Exercise aim ->
The reply should contain all of the data below, word for word.

# # # #

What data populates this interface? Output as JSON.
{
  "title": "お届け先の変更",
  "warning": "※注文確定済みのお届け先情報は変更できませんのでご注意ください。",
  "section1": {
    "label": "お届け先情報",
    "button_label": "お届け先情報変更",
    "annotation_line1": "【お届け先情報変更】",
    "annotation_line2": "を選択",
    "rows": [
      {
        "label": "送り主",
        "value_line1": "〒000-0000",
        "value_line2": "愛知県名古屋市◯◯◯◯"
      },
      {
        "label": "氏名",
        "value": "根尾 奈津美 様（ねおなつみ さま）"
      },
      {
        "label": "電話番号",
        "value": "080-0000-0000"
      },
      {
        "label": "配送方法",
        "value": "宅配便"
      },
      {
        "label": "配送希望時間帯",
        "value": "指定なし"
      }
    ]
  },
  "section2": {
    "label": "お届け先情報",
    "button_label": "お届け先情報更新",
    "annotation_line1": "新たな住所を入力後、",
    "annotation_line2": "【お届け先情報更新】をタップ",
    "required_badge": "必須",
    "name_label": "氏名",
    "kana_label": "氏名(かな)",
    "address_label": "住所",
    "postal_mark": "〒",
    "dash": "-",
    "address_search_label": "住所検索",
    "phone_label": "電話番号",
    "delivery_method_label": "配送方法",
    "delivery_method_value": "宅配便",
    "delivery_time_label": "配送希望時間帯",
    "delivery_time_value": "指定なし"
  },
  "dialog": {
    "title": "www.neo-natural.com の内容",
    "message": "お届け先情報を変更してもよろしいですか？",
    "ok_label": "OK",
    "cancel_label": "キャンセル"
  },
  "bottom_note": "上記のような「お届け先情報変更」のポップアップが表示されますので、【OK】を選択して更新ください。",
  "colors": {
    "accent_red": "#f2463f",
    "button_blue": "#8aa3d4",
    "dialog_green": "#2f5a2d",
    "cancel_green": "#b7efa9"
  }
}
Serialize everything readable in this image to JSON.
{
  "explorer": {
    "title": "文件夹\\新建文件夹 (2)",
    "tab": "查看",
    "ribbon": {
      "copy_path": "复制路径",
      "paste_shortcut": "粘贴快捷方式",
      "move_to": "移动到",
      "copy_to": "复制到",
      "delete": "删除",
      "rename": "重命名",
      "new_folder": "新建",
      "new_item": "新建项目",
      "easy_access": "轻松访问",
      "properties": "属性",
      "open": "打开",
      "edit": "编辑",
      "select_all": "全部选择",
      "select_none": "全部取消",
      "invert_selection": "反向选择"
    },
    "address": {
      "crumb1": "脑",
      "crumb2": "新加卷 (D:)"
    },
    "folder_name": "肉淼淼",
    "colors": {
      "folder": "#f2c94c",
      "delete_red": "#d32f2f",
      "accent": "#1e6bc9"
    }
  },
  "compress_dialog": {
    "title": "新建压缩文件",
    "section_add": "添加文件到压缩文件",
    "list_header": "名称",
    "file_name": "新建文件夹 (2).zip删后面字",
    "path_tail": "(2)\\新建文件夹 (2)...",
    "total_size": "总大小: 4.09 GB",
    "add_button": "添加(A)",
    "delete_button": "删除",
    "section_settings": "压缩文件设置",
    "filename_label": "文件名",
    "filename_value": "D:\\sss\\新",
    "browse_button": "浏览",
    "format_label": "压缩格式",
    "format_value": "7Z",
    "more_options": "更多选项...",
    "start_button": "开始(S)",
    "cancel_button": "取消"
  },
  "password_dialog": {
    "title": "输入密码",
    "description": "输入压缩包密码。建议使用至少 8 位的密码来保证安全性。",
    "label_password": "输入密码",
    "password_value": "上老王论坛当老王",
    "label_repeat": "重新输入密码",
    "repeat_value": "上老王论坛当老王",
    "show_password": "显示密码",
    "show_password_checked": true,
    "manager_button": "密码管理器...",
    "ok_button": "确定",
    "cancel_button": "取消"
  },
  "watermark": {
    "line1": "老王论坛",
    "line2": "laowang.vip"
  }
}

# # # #

Answer to this task ->
What data populates this interface? Output as JSON.
{
  "title": "お届け先の変更",
  "warning": "※注文確定済みのお届け先情報は変更できませんのでご注意ください。",
  "section1": {
    "label": "お届け先情報",
    "button_label": "お届け先情報変更",
    "annotation_line1": "【お届け先情報変更】",
    "annotation_line2": "を選択",
    "rows": [
      {
        "label": "送り主",
        "value_line1": "〒000-0000",
        "value_line2": "愛知県名古屋市◯◯◯◯"
      },
      {
        "label": "氏名",
        "value": "根尾 奈津美 様（ねおなつみ さま）"
      },
      {
        "label": "電話番号",
        "value": "080-0000-0000"
      },
      {
        "label": "配送方法",
        "value": "宅配便"
      },
      {
        "label": "配送希望時間帯",
        "value": "指定なし"
      }
    ]
  },
  "section2": {
    "label": "お届け先情報",
    "button_label": "お届け先情報更新",
    "annotation_line1": "新たな住所を入力後、",
    "annotation_line2": "【お届け先情報更新】をタップ",
    "required_badge": "必須",
    "name_label": "氏名",
    "kana_label": "氏名(かな)",
    "address_label": "住所",
    "postal_mark": "〒",
    "dash": "-",
    "address_search_label": "住所検索",
    "phone_label": "電話番号",
    "delivery_method_label": "配送方法",
    "delivery_method_value": "宅配便",
    "delivery_time_label": "配送希望時間帯",
    "delivery_time_value": "指定なし"
  },
  "dialog": {
    "title": "www.neo-natural.com の内容",
    "message": "お届け先情報を変更してもよろしいですか？",
    "ok_label": "OK",
    "cancel_label": "キャンセル"
  },
  "bottom_note": "上記のような「お届け先情報変更」のポップアップが表示されますので、【OK】を選択して更新ください。",
  "colors": {
    "accent_red": "#f2463f",
    "button_blue": "#8aa3d4",
    "dialog_green": "#2f5a2d",
    "cancel_green": "#b7efa9"
  }
}
Serialize everything readable in this image to JSON.
{
  "explorer": {
    "title": "文件夹\\新建文件夹 (2)",
    "tab": "查看",
    "ribbon": {
      "copy_path": "复制路径",
      "paste_shortcut": "粘贴快捷方式",
      "move_to": "移动到",
      "copy_to": "复制到",
      "delete": "删除",
      "rename": "重命名",
      "new_folder": "新建",
      "new_item": "新建项目",
      "easy_access": "轻松访问",
      "properties": "属性",
      "open": "打开",
      "edit": "编辑",
      "select_all": "全部选择",
      "select_none": "全部取消",
      "invert_selection": "反向选择"
    },
    "address": {
      "crumb1": "脑",
      "crumb2": "新加卷 (D:)"
    },
    "folder_name": "肉淼淼",
    "colors": {
      "folder": "#f2c94c",
      "delete_red": "#d32f2f",
      "accent": "#1e6bc9"
    }
  },
  "compress_dialog": {
    "title": "新建压缩文件",
    "section_add": "添加文件到压缩文件",
    "list_header": "名称",
    "file_name": "新建文件夹 (2).zip删后面字",
    "path_tail": "(2)\\新建文件夹 (2)...",
    "total_size": "总大小: 4.09 GB",
    "add_button": "添加(A)",
    "delete_button": "删除",
    "section_settings": "压缩文件设置",
    "filename_label": "文件名",
    "filename_value": "D:\\sss\\新",
    "browse_button": "浏览",
    "format_label": "压缩格式",
    "format_value": "7Z",
    "more_options": "更多选项...",
    "start_button": "开始(S)",
    "cancel_button": "取消"
  },
  "password_dialog": {
    "title": "输入密码",
    "description": "输入压缩包密码。建议使用至少 8 位的密码来保证安全性。",
    "label_password": "输入密码",
    "password_value": "上老王论坛当老王",
    "label_repeat": "重新输入密码",
    "repeat_value": "上老王论坛当老王",
    "show_password": "显示密码",
    "show_password_checked": true,
    "manager_button": "密码管理器...",
    "ok_button": "确定",
    "cancel_button": "取消"
  },
  "watermark": {
    "line1": "老王论坛",
    "line2": "laowang.vip"
  }
}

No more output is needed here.